Republican Winslow Following Brown's Path

This column originally appeared in The Sun Chronicle on Monday, February 11, 2013.


By Bill Gouveia

When it comes to races for the US Senate, the Wrentham/Norfolk area has played a major role in producing republican candidates. Now there’s a sentence you would not have used ten years ago.

Former Wrentham selectman Scott Brown moved on to succeed Ted Kennedy in the Senate, before ultimately being defeated this past year by Elizabeth Warren. Now current state representative and former Norfolk town moderator Dan Winslow has jumped into the short but critical race for the senate seat left vacant when John Kerry became Secretary of State. The parallels are both obvious and fascinating.

Winslow was elected to the state legislature to fill the spot vacanted by Richard Ross when he moved to the state senate to replace (you guessed it) Scott Brown. Both are republicans who stress their “independent” streak. Both are entering statewide races after potential candidates with far greater name recognition and political experience declined to run. Both will experience their first attempt at higher office in a special election with a drastically reduced campaign period.

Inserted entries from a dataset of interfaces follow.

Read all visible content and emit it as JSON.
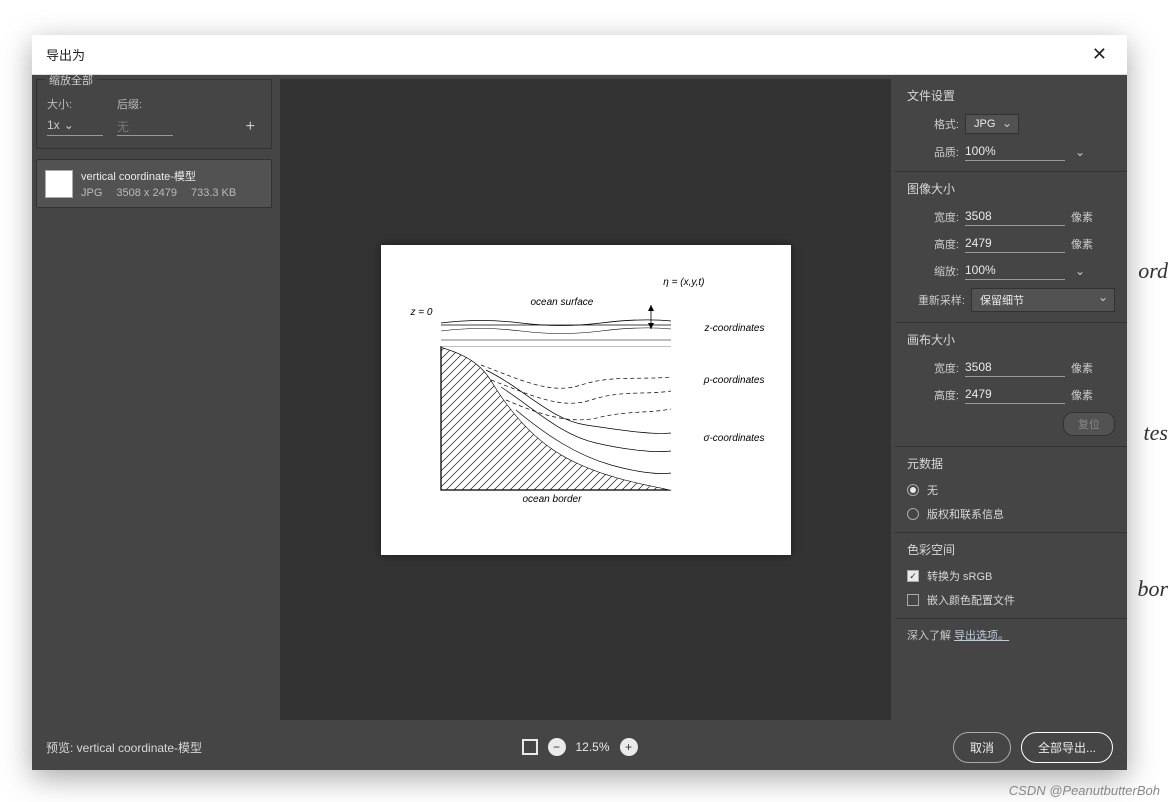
{
  "background_hints": [
    "ord",
    "tes",
    "bor"
  ],
  "dialog": {
    "title": "导出为",
    "close": "✕"
  },
  "left": {
    "scale_all": "缩放全部",
    "size_label": "大小:",
    "suffix_label": "后缀:",
    "size_value": "1x",
    "suffix_placeholder": "无",
    "add": "+",
    "asset": {
      "name": "vertical coordinate-模型",
      "format": "JPG",
      "dims": "3508 x 2479",
      "filesize": "733.3 KB"
    }
  },
  "preview": {
    "labels": {
      "eta": "η = (x,y,t)",
      "surface": "ocean surface",
      "z0": "z = 0",
      "zcoord": "z-coordinates",
      "rhocoord": "ρ-coordinates",
      "sigmacoord": "σ-coordinates",
      "border": "ocean border"
    }
  },
  "right": {
    "file_settings": "文件设置",
    "format_label": "格式:",
    "format_value": "JPG",
    "quality_label": "品质:",
    "quality_value": "100%",
    "image_size": "图像大小",
    "width_label": "宽度:",
    "height_label": "高度:",
    "scale_label": "缩放:",
    "resample_label": "重新采样:",
    "image_width": "3508",
    "image_height": "2479",
    "image_scale": "100%",
    "resample_value": "保留细节",
    "px_unit": "像素",
    "canvas_size": "画布大小",
    "canvas_width": "3508",
    "canvas_height": "2479",
    "reset_btn": "复位",
    "metadata": "元数据",
    "meta_none": "无",
    "meta_copyright": "版权和联系信息",
    "color_space": "色彩空间",
    "convert_srgb": "转换为 sRGB",
    "embed_profile": "嵌入颜色配置文件",
    "learn_more_prefix": "深入了解 ",
    "learn_more_link": "导出选项。"
  },
  "footer": {
    "preview_label": "预览: vertical coordinate-模型",
    "zoom_value": "12.5%",
    "cancel": "取消",
    "export_all": "全部导出..."
  },
  "watermark": "CSDN @PeanutbutterBoh"
}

But while they share similar political stories, they are different in their political styles.

Both are lawyers, but have followed different career paths. Brown was not active in the political arena in a legal sense, while Winslow has served in some high-powered public legal positions. He was the former chief legal counsel to former governor Mitt Romney from 2002-2005 and also served as presiding justice of the Wrentham District Court.

Where Brown was relatively low-key during his brief local and state political career, Winslow has gone out of his way to garner publicity and be noticed. Brown filed little in the way of legislation during his time on Beacon Hill. Winslow has sponsored a slew of bills, though few of them have made it very far in the legislative process. Brown was primarily known for his personality and blue-collar image, while Winslow is known for his ability to navigate the political scene and promote both himself and his positions.

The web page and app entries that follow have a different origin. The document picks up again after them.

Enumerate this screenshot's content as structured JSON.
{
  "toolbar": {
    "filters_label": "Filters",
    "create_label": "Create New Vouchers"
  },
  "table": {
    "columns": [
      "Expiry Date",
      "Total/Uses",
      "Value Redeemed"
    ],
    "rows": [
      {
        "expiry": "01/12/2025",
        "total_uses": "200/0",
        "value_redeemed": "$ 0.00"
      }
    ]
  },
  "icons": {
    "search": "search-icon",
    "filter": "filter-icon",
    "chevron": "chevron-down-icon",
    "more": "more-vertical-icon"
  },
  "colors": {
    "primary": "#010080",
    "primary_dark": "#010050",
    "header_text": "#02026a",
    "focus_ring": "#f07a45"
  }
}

Winslow revels in being known as “an idea guy”, and promises to bring that ingenuity and pluck to the senate. He has shown a willingness to get involved in many political issues, often through unusual means and methods. Last year he said he was personally hiring a former state police detective to investigate the man slotted to be the executive director of the Massachusetts Gaming Commission, though he would accept public donations for the same purpose.

Known for his unquestioned intelligence, quick wit, and political shrewdness, Winslow is a good candidate for state republicans after their high-profile candidates have declined to run. Winslow understands the importance of public relations in politics, and does not shy away from that aspect.

With the election to be held in the spring, the senate campaign promises to be long on politics and short on issues. There will be the usual stuff, with the eventual candidate from both parties decrying the “gridlock in Washington” and promising to pursue change. Winslow will enjoy an advantage in that regard if he is the nominee, since whoever wins the democratic nod will be an incumbent congressman with a political record to attack. Winslow’s political career thus far is long on ideas and philosophy, but short on actual achievements and legislative accomplishments. It is one thing to make suggestions, but yet another to make them happen.

Winslow is a former town moderator, and I had the pleasure of meeting him at a gathering of the Massachusetts Moderator’s Association. During his time at the helm, Norfolk’s Town Meeting underwent changes designed to reach out to voters and get them involved. This is a skill candidate Winslow will have to again utilize as he tries to convince voters across the Commonwealth he is the right person to represent their interests in Washington.

After being involved in Scott Brown’s campaign, Winslow knows well the enormity of the task before him. But he has the right attitude to take it on, and anyone who underestimates him will do so at their own peril.

There won’t be much time for Dan Winslow to work his PR expertise on voters, but he apparently comes from the right area of the state. You think it’s something in the water?

Bill Gouveia is a local columnist and can be emailed at aninsidelook@aol.com and followed on Twitter at @Billinsidelook.

No comments: